*** MATERIAL PROVIDED ***

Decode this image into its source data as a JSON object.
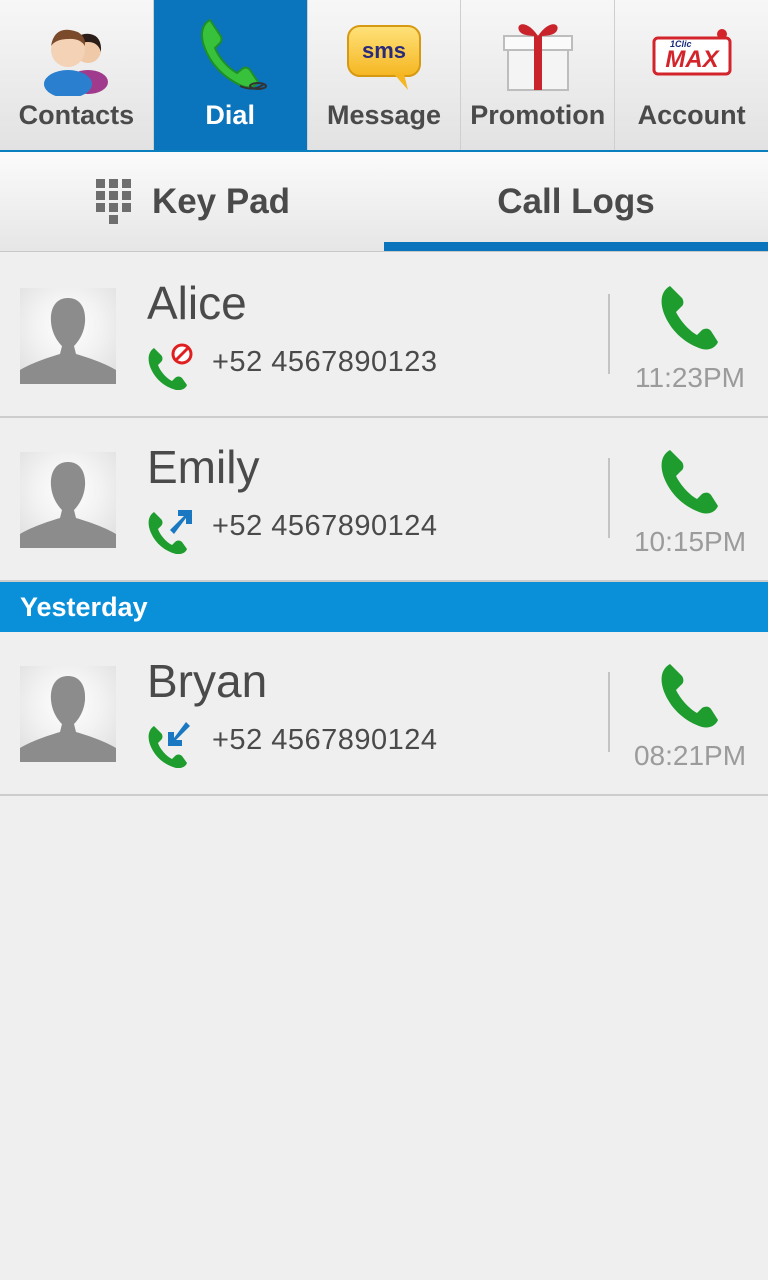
{
  "nav": {
    "items": [
      {
        "label": "Contacts",
        "icon": "contacts-icon"
      },
      {
        "label": "Dial",
        "icon": "phone-handset-icon",
        "active": true
      },
      {
        "label": "Message",
        "icon": "sms-bubble-icon",
        "icon_text": "sms"
      },
      {
        "label": "Promotion",
        "icon": "gift-box-icon"
      },
      {
        "label": "Account",
        "icon": "1clic-max-logo",
        "logo_text": "1Clic MAX"
      }
    ]
  },
  "subtabs": [
    {
      "label": "Key Pad",
      "icon": "keypad-grid-icon"
    },
    {
      "label": "Call Logs",
      "active": true
    }
  ],
  "logs": [
    {
      "name": "Alice",
      "number": "+52 4567890123",
      "time": "11:23PM",
      "status": "missed-call",
      "status_icon": "missed-call-icon"
    },
    {
      "name": "Emily",
      "number": "+52 4567890124",
      "time": "10:15PM",
      "status": "outgoing-call",
      "status_icon": "outgoing-call-icon"
    }
  ],
  "section": {
    "label": "Yesterday"
  },
  "logs_yesterday": [
    {
      "name": "Bryan",
      "number": "+52 4567890124",
      "time": "08:21PM",
      "status": "incoming-call",
      "status_icon": "incoming-call-icon"
    }
  ],
  "colors": {
    "accent": "#0a74bd",
    "section_header": "#0a8fd9",
    "call_green": "#1e9c2e",
    "missed_red": "#e02020",
    "text": "#4a4a4a",
    "time_text": "#9b9b9b"
  }
}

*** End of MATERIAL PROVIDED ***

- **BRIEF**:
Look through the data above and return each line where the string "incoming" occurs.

- **COMPLETED TASK**:
      "status": "incoming-call",
      "status_icon": "incoming-call-icon"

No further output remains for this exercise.